• What you are asked to do: Keep every line in which "icon" occurs and drop the rest of the data.

• Exercise data:
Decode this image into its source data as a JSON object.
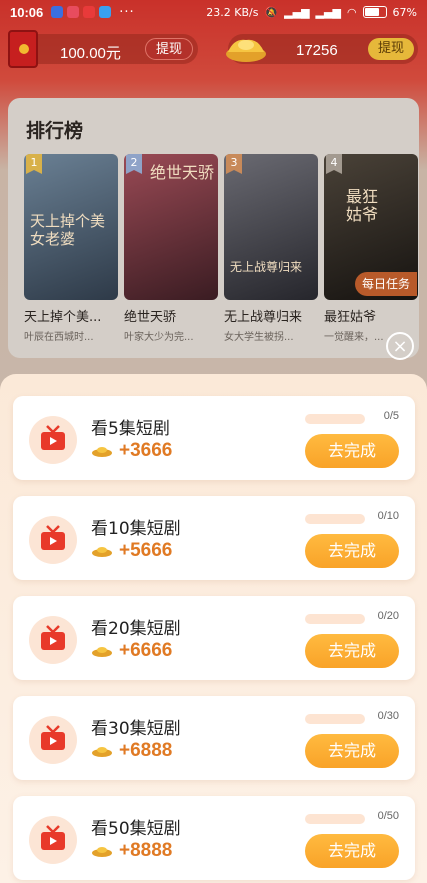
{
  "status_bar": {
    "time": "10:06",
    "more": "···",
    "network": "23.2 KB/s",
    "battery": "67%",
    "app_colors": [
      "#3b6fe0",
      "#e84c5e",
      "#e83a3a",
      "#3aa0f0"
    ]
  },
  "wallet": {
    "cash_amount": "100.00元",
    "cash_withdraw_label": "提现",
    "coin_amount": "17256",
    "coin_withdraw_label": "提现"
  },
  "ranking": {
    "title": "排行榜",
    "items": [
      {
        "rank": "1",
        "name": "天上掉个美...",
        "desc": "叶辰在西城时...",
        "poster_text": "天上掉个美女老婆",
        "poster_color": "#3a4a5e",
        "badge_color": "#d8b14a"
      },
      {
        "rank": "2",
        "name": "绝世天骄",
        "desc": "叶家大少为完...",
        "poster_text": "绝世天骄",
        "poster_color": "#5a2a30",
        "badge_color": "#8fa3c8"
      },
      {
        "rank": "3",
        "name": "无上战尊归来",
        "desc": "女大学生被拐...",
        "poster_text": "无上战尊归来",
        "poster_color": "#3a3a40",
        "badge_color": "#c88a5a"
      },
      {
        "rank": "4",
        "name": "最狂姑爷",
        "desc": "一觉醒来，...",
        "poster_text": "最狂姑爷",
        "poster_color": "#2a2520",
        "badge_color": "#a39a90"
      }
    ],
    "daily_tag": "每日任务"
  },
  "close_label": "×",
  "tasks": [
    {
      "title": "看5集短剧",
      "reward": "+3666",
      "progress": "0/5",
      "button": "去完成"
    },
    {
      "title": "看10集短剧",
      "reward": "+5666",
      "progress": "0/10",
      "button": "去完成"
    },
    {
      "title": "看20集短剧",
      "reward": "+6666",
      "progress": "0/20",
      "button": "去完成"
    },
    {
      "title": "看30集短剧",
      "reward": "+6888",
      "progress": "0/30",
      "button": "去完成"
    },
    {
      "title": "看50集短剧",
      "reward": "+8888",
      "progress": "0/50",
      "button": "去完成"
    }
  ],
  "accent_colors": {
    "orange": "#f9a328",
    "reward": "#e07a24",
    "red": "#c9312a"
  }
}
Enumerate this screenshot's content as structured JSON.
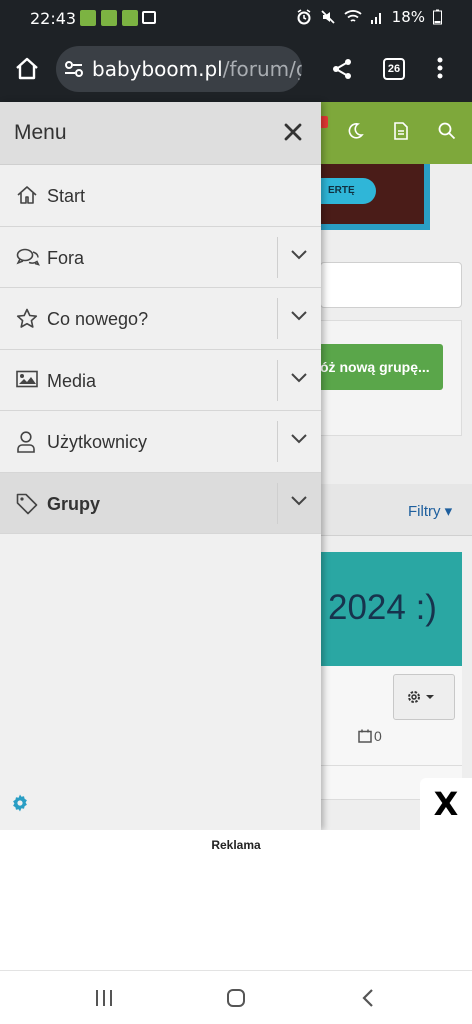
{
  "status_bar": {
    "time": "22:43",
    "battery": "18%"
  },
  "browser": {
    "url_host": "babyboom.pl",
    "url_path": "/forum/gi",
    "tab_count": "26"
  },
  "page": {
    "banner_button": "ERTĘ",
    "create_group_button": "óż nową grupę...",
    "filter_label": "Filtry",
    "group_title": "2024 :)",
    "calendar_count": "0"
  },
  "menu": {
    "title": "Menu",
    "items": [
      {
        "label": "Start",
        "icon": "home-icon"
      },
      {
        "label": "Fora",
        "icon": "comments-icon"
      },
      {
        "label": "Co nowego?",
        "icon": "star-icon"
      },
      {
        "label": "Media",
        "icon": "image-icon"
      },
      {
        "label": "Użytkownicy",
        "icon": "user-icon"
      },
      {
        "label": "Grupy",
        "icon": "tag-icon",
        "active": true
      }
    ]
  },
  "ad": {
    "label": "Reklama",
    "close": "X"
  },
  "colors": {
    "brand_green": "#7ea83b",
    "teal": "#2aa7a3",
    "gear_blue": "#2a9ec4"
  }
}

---

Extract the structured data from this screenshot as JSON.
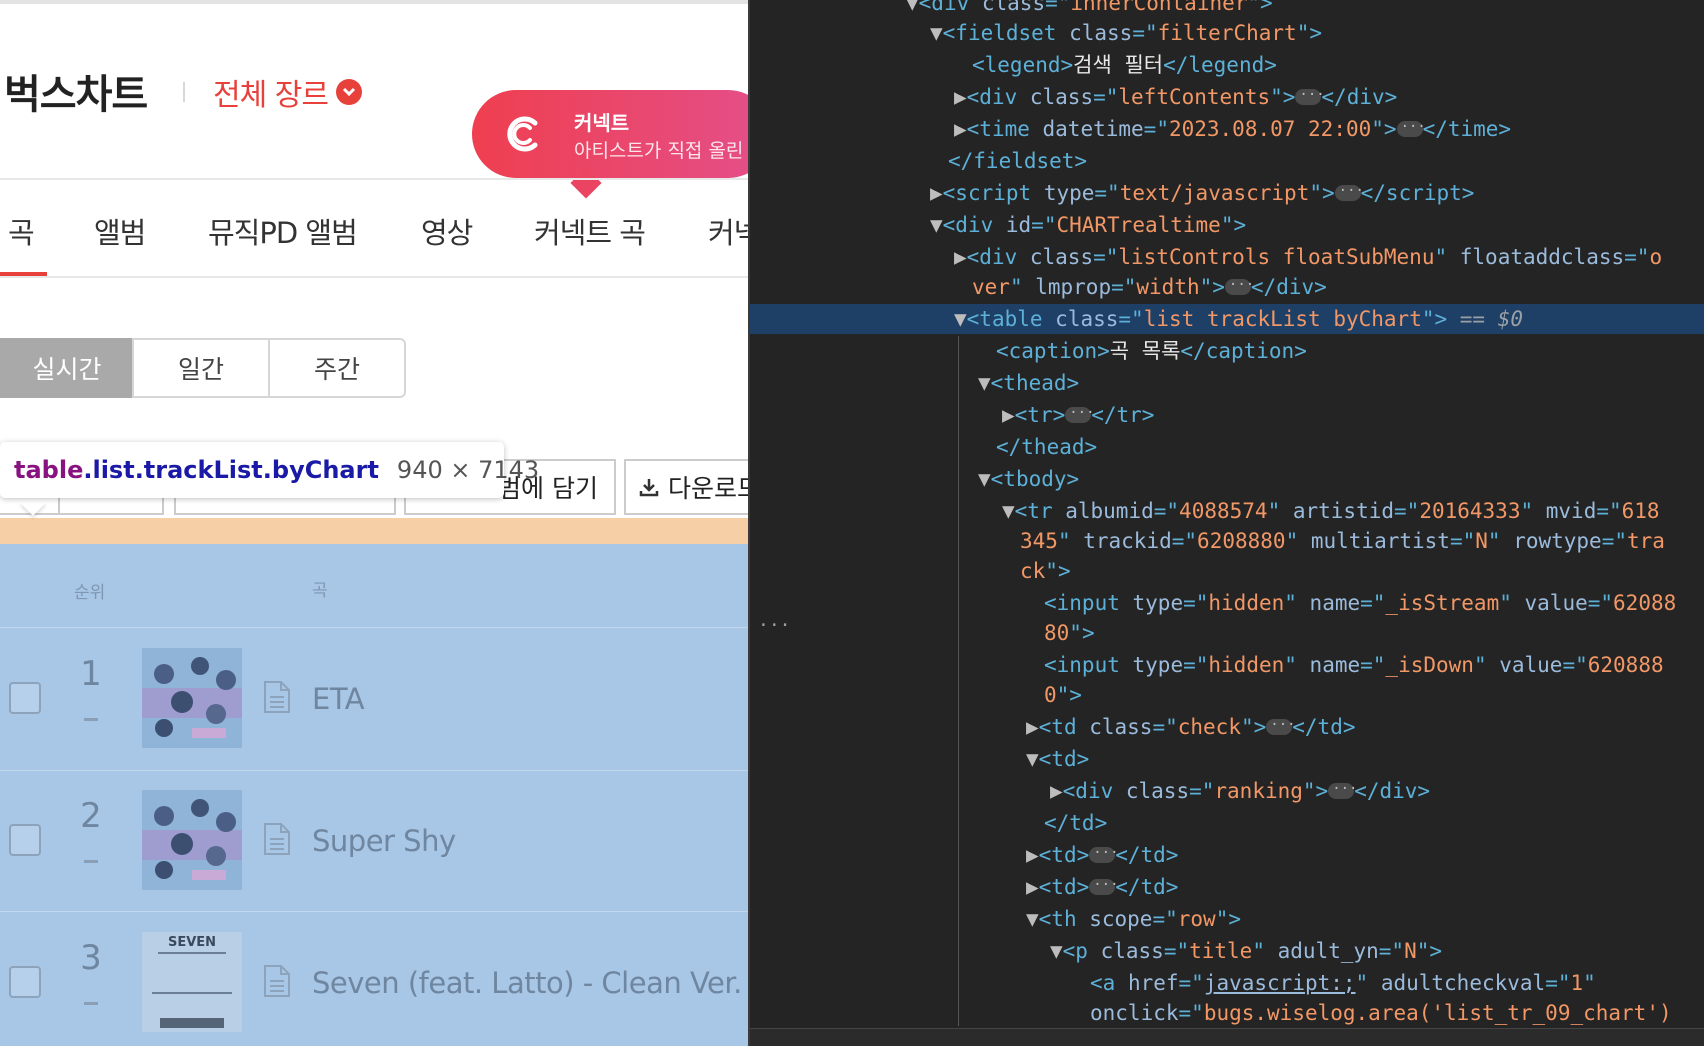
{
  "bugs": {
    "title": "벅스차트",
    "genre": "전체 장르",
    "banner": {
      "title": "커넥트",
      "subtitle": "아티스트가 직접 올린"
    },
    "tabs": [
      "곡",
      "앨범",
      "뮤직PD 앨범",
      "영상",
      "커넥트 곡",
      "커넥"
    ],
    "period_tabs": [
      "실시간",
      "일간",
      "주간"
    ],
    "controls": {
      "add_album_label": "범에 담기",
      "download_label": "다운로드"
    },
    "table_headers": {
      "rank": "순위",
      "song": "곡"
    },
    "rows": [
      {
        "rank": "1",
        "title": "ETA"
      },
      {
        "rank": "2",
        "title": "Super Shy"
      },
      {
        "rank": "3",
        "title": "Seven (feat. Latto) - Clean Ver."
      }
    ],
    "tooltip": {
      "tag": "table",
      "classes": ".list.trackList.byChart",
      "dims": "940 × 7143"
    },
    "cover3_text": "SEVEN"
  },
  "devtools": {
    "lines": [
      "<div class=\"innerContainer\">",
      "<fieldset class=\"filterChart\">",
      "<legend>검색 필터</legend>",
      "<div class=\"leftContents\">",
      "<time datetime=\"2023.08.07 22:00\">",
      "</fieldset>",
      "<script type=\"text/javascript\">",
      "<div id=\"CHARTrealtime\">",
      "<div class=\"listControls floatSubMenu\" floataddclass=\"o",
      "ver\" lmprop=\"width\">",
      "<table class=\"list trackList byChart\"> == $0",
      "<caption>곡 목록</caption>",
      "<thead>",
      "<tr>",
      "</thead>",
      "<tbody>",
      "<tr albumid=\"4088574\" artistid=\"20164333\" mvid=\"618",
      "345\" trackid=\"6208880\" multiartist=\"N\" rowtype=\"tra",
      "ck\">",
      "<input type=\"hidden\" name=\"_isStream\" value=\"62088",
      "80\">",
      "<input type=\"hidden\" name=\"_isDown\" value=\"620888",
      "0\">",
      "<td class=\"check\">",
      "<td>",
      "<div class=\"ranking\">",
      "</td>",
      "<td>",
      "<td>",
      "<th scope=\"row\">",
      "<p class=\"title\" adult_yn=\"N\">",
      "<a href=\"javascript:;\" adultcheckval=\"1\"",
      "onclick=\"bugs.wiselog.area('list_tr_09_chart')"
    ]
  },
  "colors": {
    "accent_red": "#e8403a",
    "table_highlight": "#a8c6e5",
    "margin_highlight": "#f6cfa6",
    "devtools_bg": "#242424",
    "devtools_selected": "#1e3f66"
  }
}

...

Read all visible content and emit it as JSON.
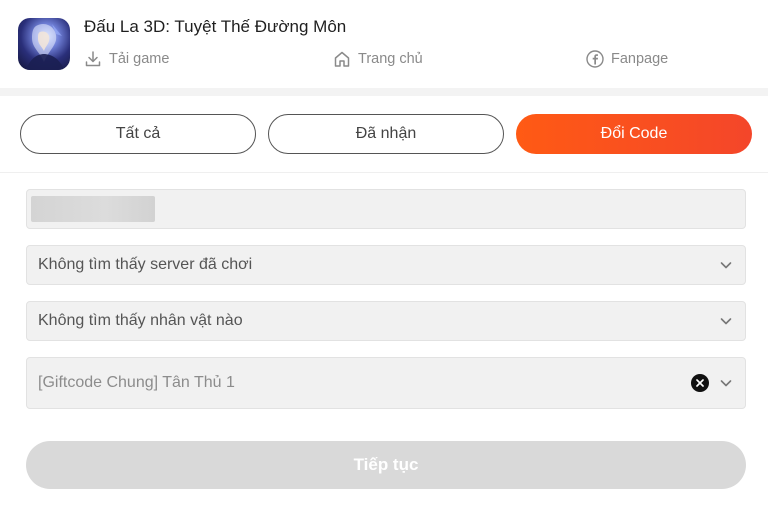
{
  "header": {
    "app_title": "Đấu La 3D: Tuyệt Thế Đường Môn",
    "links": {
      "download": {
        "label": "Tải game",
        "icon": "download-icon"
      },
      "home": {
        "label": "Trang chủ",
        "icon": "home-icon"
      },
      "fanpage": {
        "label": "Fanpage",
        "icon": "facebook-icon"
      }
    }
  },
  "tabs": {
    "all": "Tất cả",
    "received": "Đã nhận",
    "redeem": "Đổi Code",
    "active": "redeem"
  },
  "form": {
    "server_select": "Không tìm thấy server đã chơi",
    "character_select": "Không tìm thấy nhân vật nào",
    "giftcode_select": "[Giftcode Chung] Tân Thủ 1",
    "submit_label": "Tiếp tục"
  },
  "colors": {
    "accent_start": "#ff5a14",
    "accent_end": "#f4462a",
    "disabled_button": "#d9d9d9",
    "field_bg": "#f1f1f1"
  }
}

• Answer to the exercise:
        "icon": "home-icon"
        "icon": "comments-icon"
        "icon": "star-icon"
        "icon": "image-icon"
        "icon": "user-icon"
        "icon": "tag-icon",
        "icon": "download-icon"
        "icon": "home-icon"
        "icon": "facebook-icon"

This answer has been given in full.